Bill Ward recently authored a fascinating article entitled, “Possessed by Money” [StarTribune]. He interviewed a professor at the University of Minnesota (Kathleen Vohs) on some recent studies she's done on what happens in people's minds “in the context of wealth”.
Her findings showed that it wasn't so much that wealthy people were the ones who became “mean” or “standoffish”. It was those who were constantly in the pursuit of wealth.
“We [found] that certain really wealthy people don't think about money all that often,” she said, “and sometimes middle-class people think about money a lot and poor people think about money a lot. So it's more like how much money is on your mind rather than whether you yourself have a lot of it.”
She also notes that money will tend to focus individuals too. This is certainly not a bad thing and an obvious point. If getting money leads you to a goal of – say – buying a home or providing for your family, this seems (to me) like an overall, healthy endeavour.
Does money possess you?
But, it seems like the more folks are constantly concerned with the possession of it (money) – and how to get more and more – the more IT possesses them.
Vohs found that – when money is in the environment:
- People become less helpful to others.
- People work hard and want to achieve goals on their own.
- Painful experiences do not seem as painful.
- People don't mind being socially excluded.
- People see social inequalities as acceptable.
Now these finding are sure to incite debate and cannot be generalized across all people.
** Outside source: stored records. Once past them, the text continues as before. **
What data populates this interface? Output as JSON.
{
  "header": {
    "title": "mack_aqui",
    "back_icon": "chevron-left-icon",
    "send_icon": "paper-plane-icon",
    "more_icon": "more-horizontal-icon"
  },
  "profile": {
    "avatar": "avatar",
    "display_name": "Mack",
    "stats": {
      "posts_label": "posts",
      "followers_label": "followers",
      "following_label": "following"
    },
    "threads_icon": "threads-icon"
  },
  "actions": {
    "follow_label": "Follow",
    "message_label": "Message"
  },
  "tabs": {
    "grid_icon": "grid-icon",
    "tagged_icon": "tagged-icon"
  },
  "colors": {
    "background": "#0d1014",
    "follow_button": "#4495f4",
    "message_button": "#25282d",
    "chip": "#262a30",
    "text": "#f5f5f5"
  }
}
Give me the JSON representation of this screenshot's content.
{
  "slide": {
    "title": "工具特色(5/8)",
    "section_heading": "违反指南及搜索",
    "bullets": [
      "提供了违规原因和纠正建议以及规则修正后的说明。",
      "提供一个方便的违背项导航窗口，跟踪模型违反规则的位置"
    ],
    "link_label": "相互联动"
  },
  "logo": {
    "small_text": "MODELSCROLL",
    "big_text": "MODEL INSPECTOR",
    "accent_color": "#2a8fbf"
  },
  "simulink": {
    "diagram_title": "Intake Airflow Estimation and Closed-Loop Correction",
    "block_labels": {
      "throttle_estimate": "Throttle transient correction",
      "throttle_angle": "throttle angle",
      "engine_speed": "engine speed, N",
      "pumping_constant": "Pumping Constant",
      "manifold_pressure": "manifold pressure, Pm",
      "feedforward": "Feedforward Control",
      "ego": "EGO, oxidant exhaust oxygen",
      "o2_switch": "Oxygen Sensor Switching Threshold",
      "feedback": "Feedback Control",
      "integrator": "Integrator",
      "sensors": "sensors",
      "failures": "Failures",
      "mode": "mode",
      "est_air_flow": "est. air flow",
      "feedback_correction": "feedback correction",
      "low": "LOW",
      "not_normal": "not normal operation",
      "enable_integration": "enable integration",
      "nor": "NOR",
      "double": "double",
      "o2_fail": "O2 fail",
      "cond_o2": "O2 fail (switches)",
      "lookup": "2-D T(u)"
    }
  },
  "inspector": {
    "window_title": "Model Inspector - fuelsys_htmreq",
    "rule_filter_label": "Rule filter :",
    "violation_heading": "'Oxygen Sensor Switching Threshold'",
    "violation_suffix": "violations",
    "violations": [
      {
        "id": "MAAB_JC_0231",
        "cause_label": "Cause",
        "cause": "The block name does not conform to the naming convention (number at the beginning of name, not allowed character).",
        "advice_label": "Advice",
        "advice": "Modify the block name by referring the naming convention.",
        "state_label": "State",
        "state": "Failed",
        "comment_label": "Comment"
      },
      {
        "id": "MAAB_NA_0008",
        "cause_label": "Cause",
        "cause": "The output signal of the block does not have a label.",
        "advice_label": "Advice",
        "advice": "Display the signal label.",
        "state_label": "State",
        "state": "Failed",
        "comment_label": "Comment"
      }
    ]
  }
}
But what I have found in my own experiences and even personally – is that when I have set money as my main goal and motivator, I tend towards an intensity that can leave me with a tunnel-vision that lowers my sensitivities to those around me while elevating my awareness of what I want/need (above all else).
So, does money make you mean? I'm hesitant to blame money as the problem or anything else for that matter. I think there is something deeper at play here.
Here's another talk on how feeling wealthy can make you mean, by Paul Piff
What say you?